One of the easiest and inexpensive ways you can do this is by adding visual interest with prefinished decorative moulding profiles. Inteplast Building Products has a variety of classic and modern design options like batten and lattice to help you add excitement to furniture. You can choose from Crystal White and paint it any color you want, or you can match any of their natural wood colors to fit the furniture. You can find Inteplast’s prefinished decorative moulding at your local Lowe’s and Home Depot. Check out this video tutorial on how to recreate the moulding accents on this table, or follow the instructions.
Materials you’ll need:
Select the moulding you want to use and get enough for the project. For this project we’re going to create a panel using Batten moulding, a Stop moulding under the lip of the table and a cap to the top to keep your books and reading glasses from sliding off.
Cutting & Gluing:
Cut the pieces you need, miter the corners and tack them on. You might want to use a little contractor’s adhesive, too.
Once everything is on, just caulk the joints and paint.
See how amazingly easy it is to make a piece of so-so furniture the highlight of a room. For all of you fellow flea-marketers, doesn’t this give you some great ideas? Finish the piece of with a fresh coat of paint for a contemporary, anything-but-boring feel. So don’t immediately put that bland end table or accent shelf into a yard sale or an online auction, or hide it in the corner. Give it a makeover with prefinished decorative and multi-use moulding from Inteplast Building Products.
I'm Andrea, thanks for reading!
The only resolution I’m making this year is to continue to live as clutter-free as possible. I’m one of those people who doesn’t get overly attached to or sentimental about “things” – whether it’s my old grade reports, collectable knick-knacks, or the sweater Aunt Jade knitted for me when I was five (the one that now boasts moth holes the size of softballs) – so it’s easy for me to clear out clutter. My philosophy is if you aren’t going to use it, wear it, or display it, then get rid of it.
With that said, I’m not opposed to repurposing things; especially functional items like furniture. My husband and I have amassed a collection of family furniture from his childhood that his parents hung onto for decades, and that we just can’t seem to part with. So recently when I was in search of a new piece to liven up my entry way in place of the boring high back chair and lamp, I looked through our existing inventory in the attic. I came across an old, ho-hum dresser that used to be my husband’s back in the 1970s that I thought I might be able to do something with.
I consulted my usual sources of online inspiration and came across this DIY gem. They attached a narrow moulding profile design to each dresser drawer to add some pizzazz and make it an aesthetic focal point for the entryway.

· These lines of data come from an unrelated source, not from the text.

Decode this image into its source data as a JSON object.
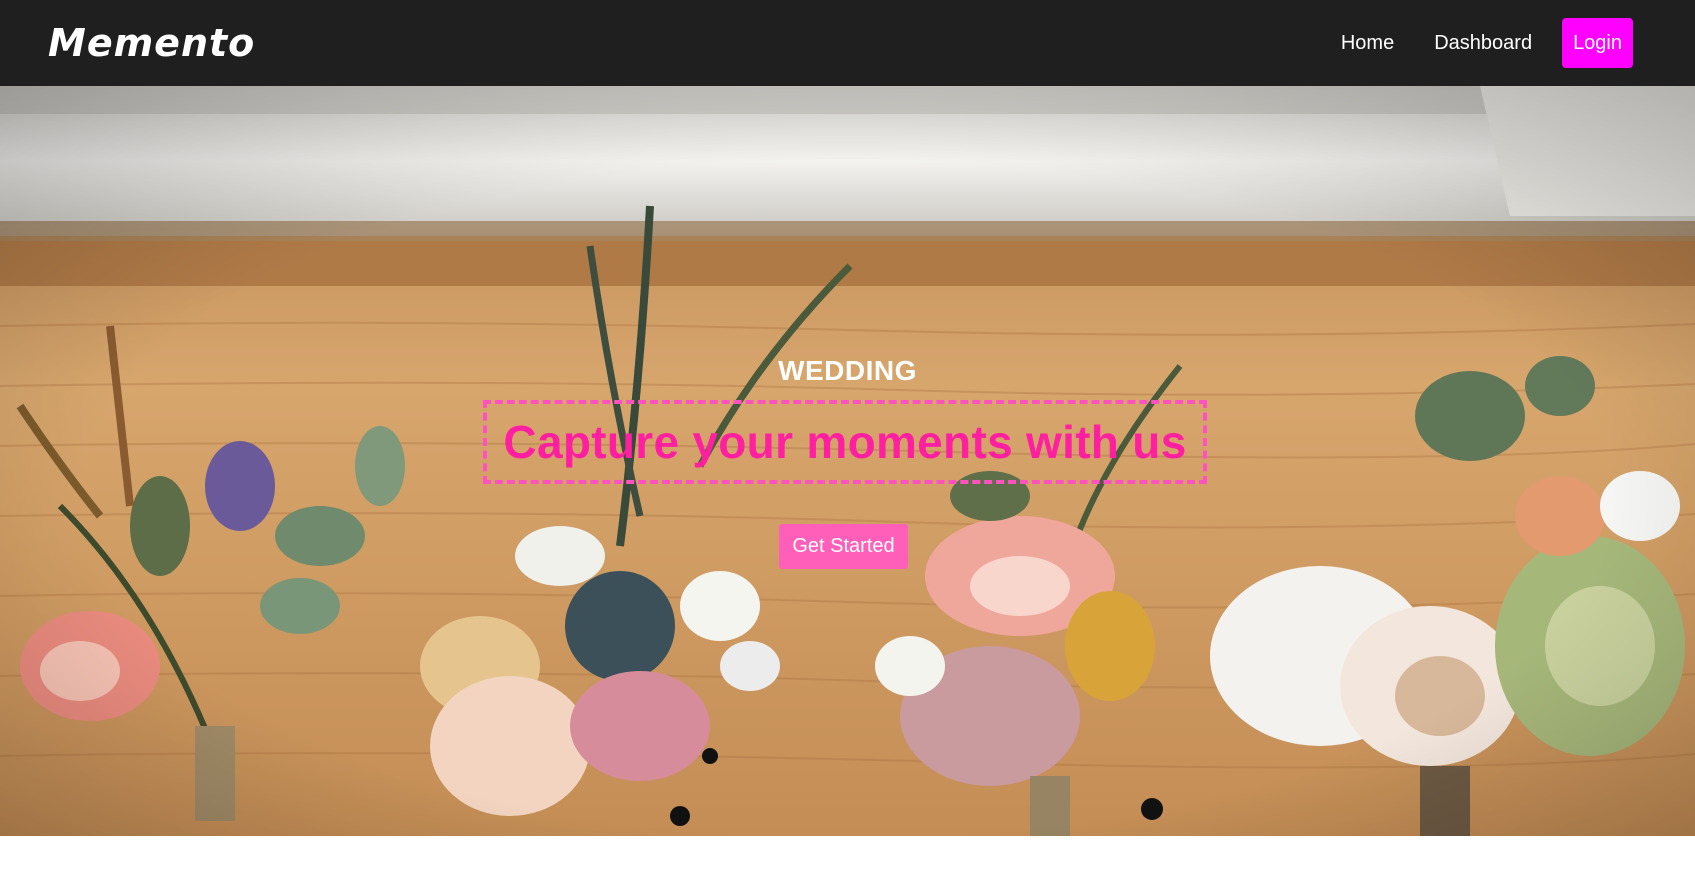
{
  "navbar": {
    "brand": "Memento",
    "links": [
      {
        "label": "Home"
      },
      {
        "label": "Dashboard"
      }
    ],
    "login_label": "Login"
  },
  "hero": {
    "eyebrow": "WEDDING",
    "headline": "Capture your moments with us",
    "cta_label": "Get Started",
    "background_image": "boutonniere-flowers-on-wooden-windowsill"
  },
  "colors": {
    "navbar_bg": "#1f1f1f",
    "login_bg": "#ff00ff",
    "headline": "#ff1fa0",
    "headline_border": "#ff52c0",
    "cta_bg": "#ff5fb8"
  }
}
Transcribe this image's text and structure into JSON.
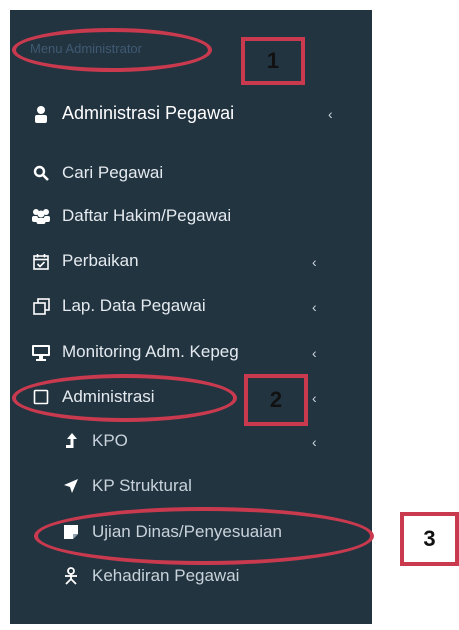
{
  "sidebar": {
    "header": "Menu Administrator",
    "items": [
      {
        "label": "Administrasi Pegawai",
        "icon": "user-icon",
        "chevron": "‹"
      },
      {
        "label": "Cari Pegawai",
        "icon": "search-icon"
      },
      {
        "label": "Daftar Hakim/Pegawai",
        "icon": "users-icon"
      },
      {
        "label": "Perbaikan",
        "icon": "calendar-check-icon",
        "chevron": "‹"
      },
      {
        "label": "Lap. Data Pegawai",
        "icon": "copy-icon",
        "chevron": "‹"
      },
      {
        "label": "Monitoring Adm. Kepeg",
        "icon": "monitor-icon",
        "chevron": "‹"
      },
      {
        "label": "Administrasi",
        "icon": "square-icon",
        "chevron": "‹"
      },
      {
        "label": "KPO",
        "icon": "level-up-icon",
        "chevron": "‹"
      },
      {
        "label": "KP Struktural",
        "icon": "location-arrow-icon"
      },
      {
        "label": "Ujian Dinas/Penyesuaian",
        "icon": "sticky-note-icon"
      },
      {
        "label": "Kehadiran Pegawai",
        "icon": "person-icon"
      }
    ]
  },
  "annotations": {
    "badge1": "1",
    "badge2": "2",
    "badge3": "3",
    "highlight_color": "#c93a4f"
  },
  "colors": {
    "sidebar_bg": "#233441",
    "header_text": "#3f5a72"
  }
}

With a fresh coat of paint and unlimited hardware options on the market these days, you can easily add unique knobs, drawer pulls, and hinges to give an old-fashioned piece of furniture a modern refresh. What I really love about using a dresser here in the entryway is the functionality. If you’re in need of an extra junk drawer or want a place to keep car keys, flashlights, or old towels to wipe muddy shoes, this is the perfect hideaway. I know that when I have a place for everything, and keep everything in its place, I’m more productive and less stressed. And when I’m able to reuse or repurpose something, that makes the project even better!
This is definitely a quick weekend project with just a few supplies – decorative moulding, paint, finish nails, glue, and some updated hardware from your local building supply store like Lowe's or Menards.
Let me know how you repurpose and refresh old furniture. I’d also love to know how you plan to manage your clutter in the coming year!